Here’s a look at what’s to come
The GMF is the Place Made for Minds, dedicated to looking at various topics from the fields of foreign policy, future of the media and freedom of expression as well as sustainable development and creative industries and their relation to each annual focus theme. Each year, we select a relevant special focus theme from a particular area of interest. The theme for 2017 will be “Identity and Diversity”. Amongst others, we look forward to discussing the following topics with you this summer:
Artificial intelligence and journalism
Twitterbots, chatbots, googlebots … The use of journalistic bots has a profound impact on media. Automating three particular aspects of journalism — alerting, aggregating, and monitoring — are bots the future of blogging and journalism? Will human reporters be replaced by artificial intelligence entirely?
Ostracism, demarcation and autonomy
Partnership matters: A successful sustainable development agenda requires partnerships between governments, the private sector and civil society. How can we become one international community striving for the same goals? What role may international organizations play in this context and where are the limits?
Populism — a threat to values
Brexit, Trump, rising xenophobia … the list goes on. Nationalism has been emerging across the globe as the public demonstrates its widespread distrust in the political establishment — very much at a threat to democracy. How can media help dismantle the foundation of populism and to make the complex topic of globalization understandable for all?
Post-truth politics and our future
Welcome to an age in which the legitimacy of politics is built upon a scaffold of lies. With electorates increasingly disinterested with facts and in a time when the digital spread of “fake news” is easier than ever before, how can media rebuild trust and how can we increase media literacy among the public?
African satire draws attention

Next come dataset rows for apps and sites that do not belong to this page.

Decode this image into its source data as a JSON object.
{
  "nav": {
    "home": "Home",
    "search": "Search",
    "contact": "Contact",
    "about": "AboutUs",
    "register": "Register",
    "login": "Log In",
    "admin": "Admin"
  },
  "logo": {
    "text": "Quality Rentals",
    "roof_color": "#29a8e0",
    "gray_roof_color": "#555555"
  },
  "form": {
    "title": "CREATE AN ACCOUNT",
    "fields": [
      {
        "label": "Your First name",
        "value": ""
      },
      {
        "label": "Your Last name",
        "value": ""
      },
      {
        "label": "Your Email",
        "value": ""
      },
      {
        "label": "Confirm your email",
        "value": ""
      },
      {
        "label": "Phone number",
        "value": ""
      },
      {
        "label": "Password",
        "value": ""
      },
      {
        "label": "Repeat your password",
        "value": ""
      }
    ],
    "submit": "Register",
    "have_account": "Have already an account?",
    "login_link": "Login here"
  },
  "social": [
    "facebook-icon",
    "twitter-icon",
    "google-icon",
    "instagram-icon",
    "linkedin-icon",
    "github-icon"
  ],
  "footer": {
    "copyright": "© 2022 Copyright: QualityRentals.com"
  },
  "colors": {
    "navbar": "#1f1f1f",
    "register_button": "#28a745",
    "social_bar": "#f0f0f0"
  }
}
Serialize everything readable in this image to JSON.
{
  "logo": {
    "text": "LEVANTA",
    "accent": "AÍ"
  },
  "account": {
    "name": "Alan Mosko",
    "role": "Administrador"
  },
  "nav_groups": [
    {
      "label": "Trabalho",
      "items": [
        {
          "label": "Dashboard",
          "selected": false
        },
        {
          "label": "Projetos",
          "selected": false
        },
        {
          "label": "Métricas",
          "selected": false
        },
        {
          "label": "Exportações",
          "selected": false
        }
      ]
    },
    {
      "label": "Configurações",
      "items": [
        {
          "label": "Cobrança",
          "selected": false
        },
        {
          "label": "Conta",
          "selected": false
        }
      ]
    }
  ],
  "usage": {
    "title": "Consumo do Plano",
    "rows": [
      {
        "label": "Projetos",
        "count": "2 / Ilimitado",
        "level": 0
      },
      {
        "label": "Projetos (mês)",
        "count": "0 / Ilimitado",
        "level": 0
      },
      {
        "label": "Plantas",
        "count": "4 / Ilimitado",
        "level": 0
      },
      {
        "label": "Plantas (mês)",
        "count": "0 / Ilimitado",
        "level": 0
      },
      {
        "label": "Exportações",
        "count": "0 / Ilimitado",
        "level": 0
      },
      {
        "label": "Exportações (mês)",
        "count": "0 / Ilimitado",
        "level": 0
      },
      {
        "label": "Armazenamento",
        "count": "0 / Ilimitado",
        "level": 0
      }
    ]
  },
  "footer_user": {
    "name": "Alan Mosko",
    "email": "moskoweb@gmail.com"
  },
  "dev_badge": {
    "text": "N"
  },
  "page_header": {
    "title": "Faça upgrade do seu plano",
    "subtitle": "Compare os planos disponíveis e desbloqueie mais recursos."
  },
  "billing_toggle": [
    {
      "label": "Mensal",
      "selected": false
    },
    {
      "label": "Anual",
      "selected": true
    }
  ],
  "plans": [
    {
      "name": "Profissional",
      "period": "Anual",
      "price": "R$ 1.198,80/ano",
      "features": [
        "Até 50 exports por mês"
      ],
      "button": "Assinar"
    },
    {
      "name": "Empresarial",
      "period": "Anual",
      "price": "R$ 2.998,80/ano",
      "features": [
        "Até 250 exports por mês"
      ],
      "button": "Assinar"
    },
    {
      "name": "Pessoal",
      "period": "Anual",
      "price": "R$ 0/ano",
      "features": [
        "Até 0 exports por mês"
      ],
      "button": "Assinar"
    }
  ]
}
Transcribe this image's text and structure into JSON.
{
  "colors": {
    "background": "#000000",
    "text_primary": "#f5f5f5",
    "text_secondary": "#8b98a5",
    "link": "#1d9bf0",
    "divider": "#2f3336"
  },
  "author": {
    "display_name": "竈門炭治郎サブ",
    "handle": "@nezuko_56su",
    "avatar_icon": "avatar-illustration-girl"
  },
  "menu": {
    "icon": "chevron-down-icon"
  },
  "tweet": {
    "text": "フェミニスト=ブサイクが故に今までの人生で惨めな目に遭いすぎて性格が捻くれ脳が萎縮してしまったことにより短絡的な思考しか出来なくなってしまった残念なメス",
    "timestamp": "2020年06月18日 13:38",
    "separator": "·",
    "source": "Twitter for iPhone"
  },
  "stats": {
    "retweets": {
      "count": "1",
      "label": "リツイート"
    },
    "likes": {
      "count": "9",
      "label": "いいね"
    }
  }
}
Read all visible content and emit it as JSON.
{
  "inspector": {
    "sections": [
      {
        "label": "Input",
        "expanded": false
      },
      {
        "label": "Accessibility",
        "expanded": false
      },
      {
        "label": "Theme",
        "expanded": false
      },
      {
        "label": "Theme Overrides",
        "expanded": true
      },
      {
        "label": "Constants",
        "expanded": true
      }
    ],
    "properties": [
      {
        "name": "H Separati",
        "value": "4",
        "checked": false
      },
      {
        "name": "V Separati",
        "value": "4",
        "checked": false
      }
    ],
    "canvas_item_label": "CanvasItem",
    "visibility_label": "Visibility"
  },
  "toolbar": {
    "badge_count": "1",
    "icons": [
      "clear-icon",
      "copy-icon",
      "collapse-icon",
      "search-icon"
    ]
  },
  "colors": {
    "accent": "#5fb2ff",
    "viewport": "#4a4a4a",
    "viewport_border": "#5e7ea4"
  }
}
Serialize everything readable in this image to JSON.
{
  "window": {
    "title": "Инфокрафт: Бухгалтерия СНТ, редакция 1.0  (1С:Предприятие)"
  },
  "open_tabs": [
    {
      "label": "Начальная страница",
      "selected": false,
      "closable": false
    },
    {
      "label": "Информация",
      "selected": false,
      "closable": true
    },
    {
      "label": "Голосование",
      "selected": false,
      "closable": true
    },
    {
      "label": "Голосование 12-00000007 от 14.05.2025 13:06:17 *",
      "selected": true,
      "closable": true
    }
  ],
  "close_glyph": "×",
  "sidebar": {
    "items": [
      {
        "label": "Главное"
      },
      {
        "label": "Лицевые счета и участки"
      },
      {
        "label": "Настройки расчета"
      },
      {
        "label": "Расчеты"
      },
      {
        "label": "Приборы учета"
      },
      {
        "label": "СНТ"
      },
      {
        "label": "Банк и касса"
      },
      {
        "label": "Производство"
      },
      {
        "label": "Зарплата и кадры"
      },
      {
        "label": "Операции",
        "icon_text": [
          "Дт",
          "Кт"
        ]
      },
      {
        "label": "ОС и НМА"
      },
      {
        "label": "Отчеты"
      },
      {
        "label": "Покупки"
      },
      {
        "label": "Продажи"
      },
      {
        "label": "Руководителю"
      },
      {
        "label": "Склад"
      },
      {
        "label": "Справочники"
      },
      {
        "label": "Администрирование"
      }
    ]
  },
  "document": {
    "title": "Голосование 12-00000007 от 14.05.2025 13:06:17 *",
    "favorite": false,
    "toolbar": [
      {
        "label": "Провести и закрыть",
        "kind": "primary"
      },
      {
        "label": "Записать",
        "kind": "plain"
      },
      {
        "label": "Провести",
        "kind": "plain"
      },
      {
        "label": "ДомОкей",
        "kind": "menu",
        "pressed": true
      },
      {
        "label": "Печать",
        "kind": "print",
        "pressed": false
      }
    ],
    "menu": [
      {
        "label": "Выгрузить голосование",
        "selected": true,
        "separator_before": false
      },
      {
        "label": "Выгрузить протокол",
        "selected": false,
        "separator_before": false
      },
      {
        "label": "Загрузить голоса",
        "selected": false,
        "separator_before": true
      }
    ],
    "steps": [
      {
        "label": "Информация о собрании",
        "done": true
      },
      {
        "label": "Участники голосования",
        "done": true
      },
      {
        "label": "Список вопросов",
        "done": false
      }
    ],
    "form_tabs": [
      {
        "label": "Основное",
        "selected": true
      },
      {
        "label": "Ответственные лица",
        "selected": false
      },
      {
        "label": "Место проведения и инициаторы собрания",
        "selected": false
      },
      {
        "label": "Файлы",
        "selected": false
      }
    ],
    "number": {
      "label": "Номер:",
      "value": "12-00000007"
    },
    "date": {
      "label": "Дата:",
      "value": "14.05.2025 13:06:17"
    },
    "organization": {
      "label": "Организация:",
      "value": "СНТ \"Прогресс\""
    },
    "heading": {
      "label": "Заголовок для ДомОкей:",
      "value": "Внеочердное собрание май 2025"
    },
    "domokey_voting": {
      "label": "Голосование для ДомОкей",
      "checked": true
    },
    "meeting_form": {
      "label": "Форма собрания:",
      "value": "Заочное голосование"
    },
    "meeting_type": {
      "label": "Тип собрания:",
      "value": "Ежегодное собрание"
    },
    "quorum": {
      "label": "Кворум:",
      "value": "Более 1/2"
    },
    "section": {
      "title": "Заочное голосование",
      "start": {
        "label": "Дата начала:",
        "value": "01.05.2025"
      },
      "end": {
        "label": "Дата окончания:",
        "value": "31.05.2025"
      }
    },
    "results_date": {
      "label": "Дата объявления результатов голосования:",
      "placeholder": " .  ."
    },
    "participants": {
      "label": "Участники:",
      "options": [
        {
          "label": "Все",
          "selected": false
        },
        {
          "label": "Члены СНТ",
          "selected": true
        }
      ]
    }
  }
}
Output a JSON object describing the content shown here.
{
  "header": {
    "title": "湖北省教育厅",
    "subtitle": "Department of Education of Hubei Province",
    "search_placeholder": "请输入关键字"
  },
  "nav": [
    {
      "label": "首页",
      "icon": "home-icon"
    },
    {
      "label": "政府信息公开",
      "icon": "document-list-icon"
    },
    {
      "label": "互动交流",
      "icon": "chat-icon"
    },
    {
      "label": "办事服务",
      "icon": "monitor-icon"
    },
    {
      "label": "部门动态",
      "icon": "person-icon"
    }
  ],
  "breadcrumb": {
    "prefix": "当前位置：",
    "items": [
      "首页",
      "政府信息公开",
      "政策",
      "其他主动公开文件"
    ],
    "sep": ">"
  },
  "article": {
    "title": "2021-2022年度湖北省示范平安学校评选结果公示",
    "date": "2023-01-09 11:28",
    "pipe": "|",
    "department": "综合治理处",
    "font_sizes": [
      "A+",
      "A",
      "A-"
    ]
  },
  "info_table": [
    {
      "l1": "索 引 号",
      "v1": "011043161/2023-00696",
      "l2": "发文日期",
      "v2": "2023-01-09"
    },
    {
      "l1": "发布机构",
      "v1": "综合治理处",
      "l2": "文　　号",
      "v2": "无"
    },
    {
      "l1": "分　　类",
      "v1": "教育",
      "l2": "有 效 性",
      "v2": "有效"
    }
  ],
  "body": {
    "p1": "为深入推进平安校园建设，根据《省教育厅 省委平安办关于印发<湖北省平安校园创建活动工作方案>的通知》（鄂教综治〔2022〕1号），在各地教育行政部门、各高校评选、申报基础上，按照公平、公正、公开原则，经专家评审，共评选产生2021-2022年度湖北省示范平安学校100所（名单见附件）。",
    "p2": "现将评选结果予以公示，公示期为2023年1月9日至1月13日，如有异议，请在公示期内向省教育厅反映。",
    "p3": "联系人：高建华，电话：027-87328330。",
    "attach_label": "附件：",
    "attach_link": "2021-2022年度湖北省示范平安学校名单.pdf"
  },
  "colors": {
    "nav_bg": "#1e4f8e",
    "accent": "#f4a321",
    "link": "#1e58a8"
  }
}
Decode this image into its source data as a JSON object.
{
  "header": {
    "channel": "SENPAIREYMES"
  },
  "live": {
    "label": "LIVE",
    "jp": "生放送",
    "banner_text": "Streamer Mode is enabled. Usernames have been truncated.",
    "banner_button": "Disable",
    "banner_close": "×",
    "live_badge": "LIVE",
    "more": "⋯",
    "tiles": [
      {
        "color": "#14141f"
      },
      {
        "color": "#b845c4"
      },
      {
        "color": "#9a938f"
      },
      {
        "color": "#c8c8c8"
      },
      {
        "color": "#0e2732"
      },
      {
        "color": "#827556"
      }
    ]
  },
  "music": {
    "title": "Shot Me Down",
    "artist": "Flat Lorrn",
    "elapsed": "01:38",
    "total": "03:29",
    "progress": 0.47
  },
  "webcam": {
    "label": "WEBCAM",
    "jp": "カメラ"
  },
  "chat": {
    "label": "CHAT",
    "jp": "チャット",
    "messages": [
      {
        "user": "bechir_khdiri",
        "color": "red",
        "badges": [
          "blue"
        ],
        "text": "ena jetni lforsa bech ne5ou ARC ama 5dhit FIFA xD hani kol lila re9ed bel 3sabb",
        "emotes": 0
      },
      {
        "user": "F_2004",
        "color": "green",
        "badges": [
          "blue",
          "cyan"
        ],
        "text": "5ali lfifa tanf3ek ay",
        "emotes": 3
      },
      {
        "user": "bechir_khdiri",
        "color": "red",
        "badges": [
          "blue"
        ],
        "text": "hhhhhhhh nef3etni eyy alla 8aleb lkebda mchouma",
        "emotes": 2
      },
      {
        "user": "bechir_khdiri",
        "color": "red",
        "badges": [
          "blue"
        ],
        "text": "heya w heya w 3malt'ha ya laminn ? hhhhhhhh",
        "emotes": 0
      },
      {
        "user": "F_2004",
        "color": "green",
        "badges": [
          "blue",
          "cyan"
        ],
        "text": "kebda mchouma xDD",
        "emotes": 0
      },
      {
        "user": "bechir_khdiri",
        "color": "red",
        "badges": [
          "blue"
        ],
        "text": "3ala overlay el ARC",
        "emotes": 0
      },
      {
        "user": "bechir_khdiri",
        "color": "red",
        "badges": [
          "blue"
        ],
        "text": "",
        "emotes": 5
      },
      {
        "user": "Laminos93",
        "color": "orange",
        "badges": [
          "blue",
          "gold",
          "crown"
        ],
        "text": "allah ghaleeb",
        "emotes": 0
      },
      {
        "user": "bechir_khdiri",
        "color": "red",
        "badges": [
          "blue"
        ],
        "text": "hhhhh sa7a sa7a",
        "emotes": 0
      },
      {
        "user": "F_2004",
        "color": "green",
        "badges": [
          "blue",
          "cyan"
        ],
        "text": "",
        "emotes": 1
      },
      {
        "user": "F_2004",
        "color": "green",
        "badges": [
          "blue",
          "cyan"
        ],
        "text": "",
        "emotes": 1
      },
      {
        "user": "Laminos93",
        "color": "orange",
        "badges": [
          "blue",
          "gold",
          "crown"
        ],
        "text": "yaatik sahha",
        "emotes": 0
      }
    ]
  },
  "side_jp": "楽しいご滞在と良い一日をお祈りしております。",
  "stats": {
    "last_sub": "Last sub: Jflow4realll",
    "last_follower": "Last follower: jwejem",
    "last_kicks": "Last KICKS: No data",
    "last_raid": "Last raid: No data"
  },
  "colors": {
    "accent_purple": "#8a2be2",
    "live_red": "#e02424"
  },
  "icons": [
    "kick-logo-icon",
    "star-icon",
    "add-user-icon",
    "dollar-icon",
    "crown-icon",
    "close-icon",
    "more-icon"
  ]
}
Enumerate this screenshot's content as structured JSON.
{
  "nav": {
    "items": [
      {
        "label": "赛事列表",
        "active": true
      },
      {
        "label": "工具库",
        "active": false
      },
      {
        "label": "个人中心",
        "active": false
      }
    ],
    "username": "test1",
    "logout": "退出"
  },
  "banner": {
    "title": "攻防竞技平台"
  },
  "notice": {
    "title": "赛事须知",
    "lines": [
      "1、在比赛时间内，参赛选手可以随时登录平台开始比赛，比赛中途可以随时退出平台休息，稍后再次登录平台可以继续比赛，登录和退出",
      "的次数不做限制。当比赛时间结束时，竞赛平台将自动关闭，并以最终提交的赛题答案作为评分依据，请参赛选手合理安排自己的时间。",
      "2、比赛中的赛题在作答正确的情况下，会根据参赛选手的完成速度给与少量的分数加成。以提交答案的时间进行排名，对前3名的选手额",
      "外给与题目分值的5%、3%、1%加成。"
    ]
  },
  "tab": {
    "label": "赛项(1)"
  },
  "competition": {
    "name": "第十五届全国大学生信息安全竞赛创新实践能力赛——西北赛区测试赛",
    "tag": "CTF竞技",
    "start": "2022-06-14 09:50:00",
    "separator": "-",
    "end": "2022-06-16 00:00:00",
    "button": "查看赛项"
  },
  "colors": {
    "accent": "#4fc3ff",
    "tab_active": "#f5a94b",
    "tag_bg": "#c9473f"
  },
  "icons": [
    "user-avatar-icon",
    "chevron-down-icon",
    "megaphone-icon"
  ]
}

Humor endures. Despite governments and political players attempt to humorous, social criticism, Africa’s young, well-connected community finds a form of communality in mocking their governments — to the extent that some even speak of a “Social Panafricanism.” We’ll look at the power that lies behind the laughter.